5/5: Braeden Ogle placed on West Virginia disabled list. Gavin Wallace activated from DL.
5/4: Pedro Vasquez promoted to Altoona. Sean Keselica assigned to Morgantown.
5/1: Joe Musgrove assigned to Bradenton on rehab.
THIS DATE IN PIRATES HISTORY
Five former Pittsburgh Pirates players born on this date, and one of them shines above the rest. Quickly with the other four players before we get into the All-Star pitcher. Mike Garcia was a pitcher for the 1999-2000 Pirates. Mark Huismann, pitcher for two playoff teams in 1990-91. Walt Terrell, who was Huismann’s teammate in 1990 with the Pirates. Both Huismann and Terrell were born on the same date in 1958. The Pirates signed Terrell just 16 days after he became a free agent following the 1989 season. They ended up getting just 16 starts and two wins out of him before he was released. Gene Hermanski, outfielder for the 1953 Pirates, who served in the military during WWII, missing two seasons.

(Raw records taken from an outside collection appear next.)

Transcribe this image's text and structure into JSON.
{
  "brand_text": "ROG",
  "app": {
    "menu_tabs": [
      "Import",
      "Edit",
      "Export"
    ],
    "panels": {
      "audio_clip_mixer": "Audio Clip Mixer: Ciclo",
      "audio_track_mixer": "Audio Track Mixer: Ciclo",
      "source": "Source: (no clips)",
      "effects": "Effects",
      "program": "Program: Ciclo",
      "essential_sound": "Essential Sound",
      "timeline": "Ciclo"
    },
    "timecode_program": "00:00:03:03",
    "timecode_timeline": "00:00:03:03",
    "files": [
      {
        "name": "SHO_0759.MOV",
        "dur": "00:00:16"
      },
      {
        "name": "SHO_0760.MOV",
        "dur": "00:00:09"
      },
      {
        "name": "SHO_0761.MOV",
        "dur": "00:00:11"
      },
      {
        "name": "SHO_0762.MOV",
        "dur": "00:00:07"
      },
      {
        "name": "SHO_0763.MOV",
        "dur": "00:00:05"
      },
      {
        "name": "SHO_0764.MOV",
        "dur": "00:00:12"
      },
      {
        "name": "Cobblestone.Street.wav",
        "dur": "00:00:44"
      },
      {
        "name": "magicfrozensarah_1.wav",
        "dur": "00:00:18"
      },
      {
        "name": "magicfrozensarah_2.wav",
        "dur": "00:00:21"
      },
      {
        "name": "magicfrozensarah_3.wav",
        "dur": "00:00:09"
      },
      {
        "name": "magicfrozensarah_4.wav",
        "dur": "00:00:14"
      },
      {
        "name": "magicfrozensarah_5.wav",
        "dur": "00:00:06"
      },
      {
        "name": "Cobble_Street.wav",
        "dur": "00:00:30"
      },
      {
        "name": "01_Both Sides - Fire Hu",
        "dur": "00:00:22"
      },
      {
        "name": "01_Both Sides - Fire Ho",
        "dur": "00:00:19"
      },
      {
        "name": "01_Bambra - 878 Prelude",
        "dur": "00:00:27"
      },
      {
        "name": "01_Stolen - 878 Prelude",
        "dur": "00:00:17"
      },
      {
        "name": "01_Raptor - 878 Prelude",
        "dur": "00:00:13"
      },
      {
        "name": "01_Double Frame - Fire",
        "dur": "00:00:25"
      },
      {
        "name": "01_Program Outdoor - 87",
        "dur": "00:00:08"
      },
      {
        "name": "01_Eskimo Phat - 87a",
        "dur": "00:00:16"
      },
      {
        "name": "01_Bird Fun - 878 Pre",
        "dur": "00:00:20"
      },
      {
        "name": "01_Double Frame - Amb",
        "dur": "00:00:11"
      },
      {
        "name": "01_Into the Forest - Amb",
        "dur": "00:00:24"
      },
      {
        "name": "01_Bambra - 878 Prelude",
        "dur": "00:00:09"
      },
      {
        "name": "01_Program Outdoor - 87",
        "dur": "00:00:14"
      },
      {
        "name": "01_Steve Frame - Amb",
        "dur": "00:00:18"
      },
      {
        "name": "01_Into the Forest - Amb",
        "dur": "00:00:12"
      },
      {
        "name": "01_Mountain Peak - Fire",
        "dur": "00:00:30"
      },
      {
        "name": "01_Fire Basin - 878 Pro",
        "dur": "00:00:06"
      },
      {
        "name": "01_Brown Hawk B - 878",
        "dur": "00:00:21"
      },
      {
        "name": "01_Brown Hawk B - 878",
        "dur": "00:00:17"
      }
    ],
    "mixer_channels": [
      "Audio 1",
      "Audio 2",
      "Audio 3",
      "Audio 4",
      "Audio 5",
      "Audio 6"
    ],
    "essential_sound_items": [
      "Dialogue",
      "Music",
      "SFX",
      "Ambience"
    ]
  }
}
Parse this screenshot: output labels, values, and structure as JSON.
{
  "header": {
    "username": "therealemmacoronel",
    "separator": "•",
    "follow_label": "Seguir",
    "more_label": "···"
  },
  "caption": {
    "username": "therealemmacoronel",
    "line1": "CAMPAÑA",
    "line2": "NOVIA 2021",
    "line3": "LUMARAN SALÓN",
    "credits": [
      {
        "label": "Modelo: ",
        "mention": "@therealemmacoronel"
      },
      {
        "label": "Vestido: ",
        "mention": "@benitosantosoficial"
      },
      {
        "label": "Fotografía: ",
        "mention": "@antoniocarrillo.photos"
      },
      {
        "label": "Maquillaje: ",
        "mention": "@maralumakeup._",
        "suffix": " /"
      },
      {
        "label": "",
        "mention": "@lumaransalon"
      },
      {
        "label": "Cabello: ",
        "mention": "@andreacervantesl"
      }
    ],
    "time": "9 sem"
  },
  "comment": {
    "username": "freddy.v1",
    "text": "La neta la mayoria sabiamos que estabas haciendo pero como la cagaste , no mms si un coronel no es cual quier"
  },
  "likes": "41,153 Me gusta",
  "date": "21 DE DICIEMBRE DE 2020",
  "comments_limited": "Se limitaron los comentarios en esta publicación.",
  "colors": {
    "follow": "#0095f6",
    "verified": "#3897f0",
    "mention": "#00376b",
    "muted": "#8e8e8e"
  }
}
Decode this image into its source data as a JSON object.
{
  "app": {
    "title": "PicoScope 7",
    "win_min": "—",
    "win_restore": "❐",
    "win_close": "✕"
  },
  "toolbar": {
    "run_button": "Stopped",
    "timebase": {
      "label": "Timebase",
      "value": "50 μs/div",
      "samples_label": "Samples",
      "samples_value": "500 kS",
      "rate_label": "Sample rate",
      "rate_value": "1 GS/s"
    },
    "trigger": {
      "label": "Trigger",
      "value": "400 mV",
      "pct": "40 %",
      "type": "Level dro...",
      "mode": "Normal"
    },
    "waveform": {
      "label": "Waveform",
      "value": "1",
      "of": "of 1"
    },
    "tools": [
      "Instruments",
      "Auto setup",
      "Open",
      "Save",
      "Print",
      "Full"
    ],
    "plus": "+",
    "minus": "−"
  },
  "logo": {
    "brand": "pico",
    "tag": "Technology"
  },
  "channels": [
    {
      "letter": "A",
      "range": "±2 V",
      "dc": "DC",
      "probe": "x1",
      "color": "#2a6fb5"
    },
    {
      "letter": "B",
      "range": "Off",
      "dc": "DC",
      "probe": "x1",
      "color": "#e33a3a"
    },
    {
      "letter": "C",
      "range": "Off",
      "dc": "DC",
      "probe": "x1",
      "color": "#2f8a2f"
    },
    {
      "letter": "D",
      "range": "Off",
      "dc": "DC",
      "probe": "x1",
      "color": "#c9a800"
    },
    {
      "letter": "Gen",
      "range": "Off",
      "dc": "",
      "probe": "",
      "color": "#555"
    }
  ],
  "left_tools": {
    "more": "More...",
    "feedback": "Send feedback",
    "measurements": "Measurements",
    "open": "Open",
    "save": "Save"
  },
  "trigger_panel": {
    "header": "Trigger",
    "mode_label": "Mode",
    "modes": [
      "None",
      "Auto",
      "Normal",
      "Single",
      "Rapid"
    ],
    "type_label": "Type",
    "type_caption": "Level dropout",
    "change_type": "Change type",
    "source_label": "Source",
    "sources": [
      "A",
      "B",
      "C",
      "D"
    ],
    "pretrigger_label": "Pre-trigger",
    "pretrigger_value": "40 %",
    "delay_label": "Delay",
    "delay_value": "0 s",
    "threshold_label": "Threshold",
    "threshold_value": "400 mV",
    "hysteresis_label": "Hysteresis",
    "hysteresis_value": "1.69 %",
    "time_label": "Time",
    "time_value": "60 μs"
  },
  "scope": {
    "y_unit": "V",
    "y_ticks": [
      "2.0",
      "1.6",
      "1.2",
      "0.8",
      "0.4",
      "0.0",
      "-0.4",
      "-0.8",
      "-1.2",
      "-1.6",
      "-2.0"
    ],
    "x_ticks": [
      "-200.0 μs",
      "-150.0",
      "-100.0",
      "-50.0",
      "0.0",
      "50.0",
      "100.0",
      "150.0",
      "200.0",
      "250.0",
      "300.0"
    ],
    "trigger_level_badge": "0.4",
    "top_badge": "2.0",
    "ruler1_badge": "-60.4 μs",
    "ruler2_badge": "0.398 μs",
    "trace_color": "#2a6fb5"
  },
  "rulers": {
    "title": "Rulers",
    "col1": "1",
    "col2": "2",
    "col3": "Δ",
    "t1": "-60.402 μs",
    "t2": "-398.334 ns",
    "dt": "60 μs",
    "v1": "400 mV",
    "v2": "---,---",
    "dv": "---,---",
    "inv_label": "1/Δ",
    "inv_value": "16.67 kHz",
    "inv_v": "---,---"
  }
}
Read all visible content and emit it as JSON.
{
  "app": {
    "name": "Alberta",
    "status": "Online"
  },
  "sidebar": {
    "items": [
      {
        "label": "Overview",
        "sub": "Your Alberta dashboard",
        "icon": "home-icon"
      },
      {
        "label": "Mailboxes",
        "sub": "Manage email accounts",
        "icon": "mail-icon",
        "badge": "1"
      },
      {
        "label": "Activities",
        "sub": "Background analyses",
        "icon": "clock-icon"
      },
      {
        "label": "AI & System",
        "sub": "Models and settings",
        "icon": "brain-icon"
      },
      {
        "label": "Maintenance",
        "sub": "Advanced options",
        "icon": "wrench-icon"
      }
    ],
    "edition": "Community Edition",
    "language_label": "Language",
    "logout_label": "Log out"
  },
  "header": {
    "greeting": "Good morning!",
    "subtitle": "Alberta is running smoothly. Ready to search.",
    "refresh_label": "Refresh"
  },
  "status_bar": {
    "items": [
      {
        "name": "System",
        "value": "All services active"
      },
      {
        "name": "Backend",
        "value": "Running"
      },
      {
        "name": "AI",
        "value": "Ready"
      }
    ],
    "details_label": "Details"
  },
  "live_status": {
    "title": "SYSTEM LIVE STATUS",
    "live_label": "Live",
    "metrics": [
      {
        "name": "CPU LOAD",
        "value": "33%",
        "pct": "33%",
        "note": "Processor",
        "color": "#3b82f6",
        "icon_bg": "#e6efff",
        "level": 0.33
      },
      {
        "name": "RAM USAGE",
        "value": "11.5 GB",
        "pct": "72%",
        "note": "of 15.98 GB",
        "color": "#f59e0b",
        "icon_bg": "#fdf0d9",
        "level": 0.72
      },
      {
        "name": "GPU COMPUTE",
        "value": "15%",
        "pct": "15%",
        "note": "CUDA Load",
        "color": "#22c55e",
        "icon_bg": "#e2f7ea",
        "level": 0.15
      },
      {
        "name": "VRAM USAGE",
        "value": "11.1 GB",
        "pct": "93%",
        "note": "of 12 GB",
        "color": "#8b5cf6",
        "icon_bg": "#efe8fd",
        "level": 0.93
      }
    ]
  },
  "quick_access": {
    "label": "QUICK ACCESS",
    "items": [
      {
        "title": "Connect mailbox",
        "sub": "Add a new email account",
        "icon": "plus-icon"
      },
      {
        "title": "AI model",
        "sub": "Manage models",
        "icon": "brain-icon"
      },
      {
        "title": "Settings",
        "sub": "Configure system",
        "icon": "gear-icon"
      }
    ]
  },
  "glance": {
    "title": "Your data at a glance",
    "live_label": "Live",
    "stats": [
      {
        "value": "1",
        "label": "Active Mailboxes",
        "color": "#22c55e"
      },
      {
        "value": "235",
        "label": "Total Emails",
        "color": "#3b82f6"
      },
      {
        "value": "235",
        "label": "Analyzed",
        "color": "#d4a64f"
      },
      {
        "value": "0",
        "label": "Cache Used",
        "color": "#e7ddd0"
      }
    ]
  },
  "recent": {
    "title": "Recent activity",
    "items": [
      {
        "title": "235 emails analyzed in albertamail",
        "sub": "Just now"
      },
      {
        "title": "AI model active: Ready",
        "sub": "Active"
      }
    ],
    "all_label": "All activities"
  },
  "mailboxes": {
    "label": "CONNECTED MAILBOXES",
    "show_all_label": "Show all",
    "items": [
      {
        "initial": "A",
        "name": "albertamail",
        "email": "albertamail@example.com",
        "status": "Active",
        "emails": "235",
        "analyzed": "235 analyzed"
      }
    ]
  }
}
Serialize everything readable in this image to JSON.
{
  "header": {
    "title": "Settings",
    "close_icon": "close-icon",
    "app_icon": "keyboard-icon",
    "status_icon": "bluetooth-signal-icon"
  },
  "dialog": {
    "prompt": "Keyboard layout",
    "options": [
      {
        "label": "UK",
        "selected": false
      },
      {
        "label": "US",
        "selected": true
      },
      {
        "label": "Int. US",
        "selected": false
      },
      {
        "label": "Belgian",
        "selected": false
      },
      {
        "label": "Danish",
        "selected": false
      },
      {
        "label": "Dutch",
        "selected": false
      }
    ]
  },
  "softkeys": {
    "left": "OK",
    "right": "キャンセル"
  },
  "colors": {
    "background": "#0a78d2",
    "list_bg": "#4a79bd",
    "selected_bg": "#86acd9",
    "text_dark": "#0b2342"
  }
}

Rip Sewell was born on this date in 1907. During his 12 seasons in Pittsburgh, he won 143 games. He came from a great baseball family, with three cousins that played in the majors and one of them (Joe Sewell) is in the Hall of Fame. Sewell was a three-time All-Star and he received MVP votes in three different seasons while with the Pirates. He led the NL with 21 wins in 1943 and his 13-3 record in 1948 gave him the best winning percentage in the NL. Sewell is famous for throwing the Eephus pitch, which he started doing in 1942 after a hunting accident. You can read a full bio on Sewell here.